To aid their collective credit, several establish film festivals have attempted to incorporate independent TV into their lineups, with varying degrees of success. Showtime’s brilliant “Work in Progress” started as a Sundance submission in 2018 and eventually became the platonic ideal for an independent pilot: Get funding, get made, retain creative vision, and make something great. Still, as prestigious as the Sundance name remains, its attempts to launch independent TV projects through an already crowded film festival program hasn’t been easy.
There are a whole host of reasons why independent TV hasn’t become a sustainable, standalone marketplace, starting with the reality that there isn’t a prominent place for creatives to unite and pitch their wares. The Sundance Film Festival is still the Sundance Film Festival, and while several TV-focused festivals exist — including NYTVF, ATX, and SeriesFest — their target audiences differ.
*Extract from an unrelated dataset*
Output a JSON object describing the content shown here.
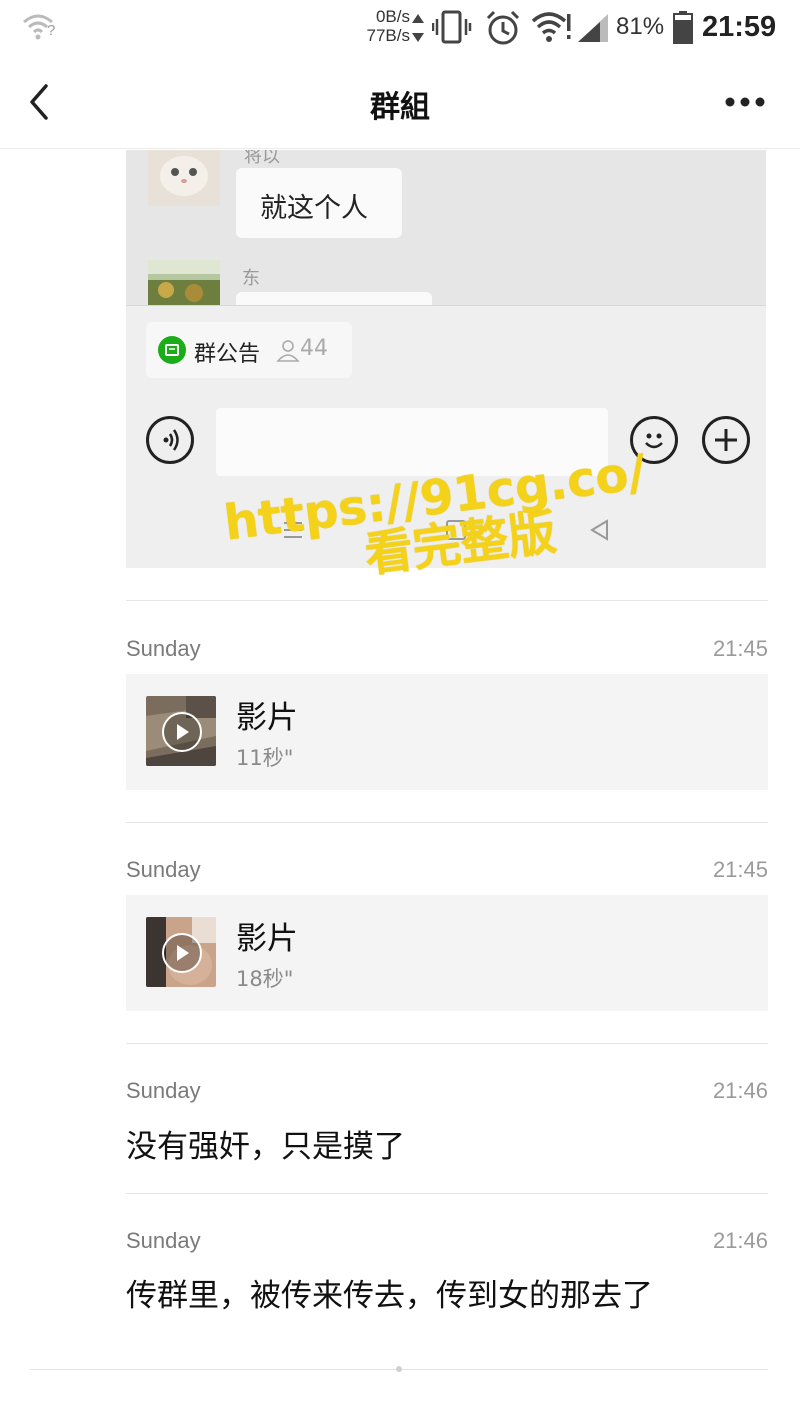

For one thing, it’s difficult to build an event around independent television that is both profitable and prestigious, one that can woo both legitimately unique talent, as well as the interest and (eventual) investment from Hollywood power players. Instead of boosting independently made projects, TV festivals often opt to turn their attention to TV fans, anxious for access to their favorite shows and stars, and who will pay for the opportunity. While big names and marketing opportunities can help make a festival profitable, those same efforts can overshadow unknown artists making new, indie TV shows — it creates a catch-22.
The result: None have established a brand as easily identifiable or reputable as any number of hot ticket film festivals. But part of the problem with the idea of independent TV at any festival is that TV and film are profoundly different mediums. An indie film is self-contained, a single story crafted and delivered as a single unit. For television, an independent TV offering would be a pilot, which is far from being representative of all the elements necessary to weave a story that would ideally last for multiple hours, across several seasons.
To hear more about the complexities challenging the indie TV market, check out this week’s episode of “Millions of Screens,” with TV Awards Editor Libby Hill, TV Deputy Editor Ben Travers, and Creative Producer Leo Garcia. Plus, check out the latest updates from Libby’s adventures in the winter awards circuit, complete with a shady review Judd Apatow’s DGA opening monologue. Also, Leo returns from the Colorado wilds to give us the inside scoop on Sundance, and Ben bemoans the state of Super Bowl commercials these days. And don’t miss the latest sandwich bet, as we find out if the guys are any better at predicting sports than they are at predicting awards shows.
“Millions of Screens” is available on Anchor, Apple Podcasts, Breaker, Google Podcasts, Spotify, and Stitcher. You can subscribe here or via RSS. Share your feedback with the crew on Twitter or sound off in the comments. Review the show on iTunes and be sure to let us know if you’d like to hear the gang address specific issues in upcoming editions of “Millions of Screens.” Check out the rest of IndieWire’s podcasts on iTunes right here.
This episode of “Millions of Screens” was produced by Leonardo Adrian Garcia